As big as it is, the store is essentially one large pole barn, and, for a company that specializes in building them, this one seems to have taken a long time to materialize. Blumberg explains the delay: in between the groundbreaking and the completion, the store prototype was redesigned, and now features two mezzanines connected by a catwalk over in the lumber area. He said he knew nothing about and couldn’t comment on whether the redesign and the delay were related to a fatal accident last year in Macomb County where a customer was killed by a falling pallet of tile.
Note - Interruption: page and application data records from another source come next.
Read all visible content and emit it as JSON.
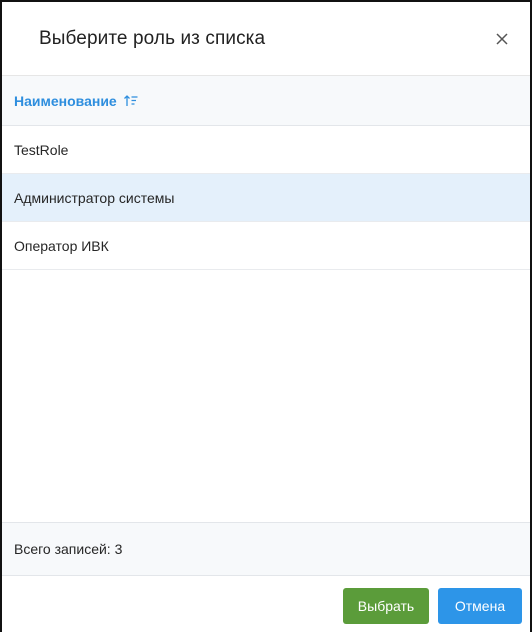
{
  "dialog": {
    "title": "Выберите роль из списка",
    "close_label": "×"
  },
  "table": {
    "column_header": "Наименование",
    "sort_icon": "sort-ascending-icon",
    "rows": [
      {
        "name": "TestRole",
        "selected": false
      },
      {
        "name": "Администратор системы",
        "selected": true
      },
      {
        "name": "Оператор ИВК",
        "selected": false
      }
    ]
  },
  "footer": {
    "total_records": "Всего записей: 3"
  },
  "buttons": {
    "select_label": "Выбрать",
    "cancel_label": "Отмена"
  },
  "colors": {
    "accent_blue": "#2e8ede",
    "select_green": "#5b9c3a",
    "cancel_blue": "#2d95e8",
    "selected_row": "#e4f0fb"
  }
}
Jeff Abbott, company spokesperson from the Eau Claire office, emails: “We’re unable to comment on pending litigation.” (Colletti vs. Menard Inc. is being litigated by Fieger Law.)
Blumberg, who has been with the company thirteen years, also declines to comment on one of the oddest aspects of the Menards employee contract, cited in a 2007 Milwaukee Magazine article: Menards managers are forbidden to build houses, even if they don’t buy a single nail from Menards. Abbott clarifies that that doesn’t apply to all managers: “Our General Managers are well-paid individuals and we request that they focus their attention on serving and satisfying our customers’ needs. In consideration, we ask that our General Managers avoid any situation that may place them or us in a compromising situation by simply purchasing a completed home if need be. Lower-level managers do not have this restriction.” Blumberg says that ban only affects “four or five people in the store.”
Menards has exploded into southeastern Michigan and Ohio. The Warren store was opening as Blumberg spoke, and he says three or four more will open in the region this year. The company builds a distribution center first–in this case, in Holiday City, Ohio–then begins populating the area with stores.
Scio Township trustee Jack Knowles says it’s not unusual for a Menards to be down the street from a Lowe’s. “These guys are similar to drugstores. They like to go head to head for some reason” and adds that “about eight years ago, a Home Depot was coming in, but that died when the economy went soft.” He says the Jackson Rd. store is zoned so the company can section off some of its large parking lot and front lawn into out-lots–probably for restaurants.
Menards, 6405 Jackson, 997-0603. Mon.-Sat. 6:30 a.m.-10 p.m., Sun. 8 a.m.-8 p.m. menards.com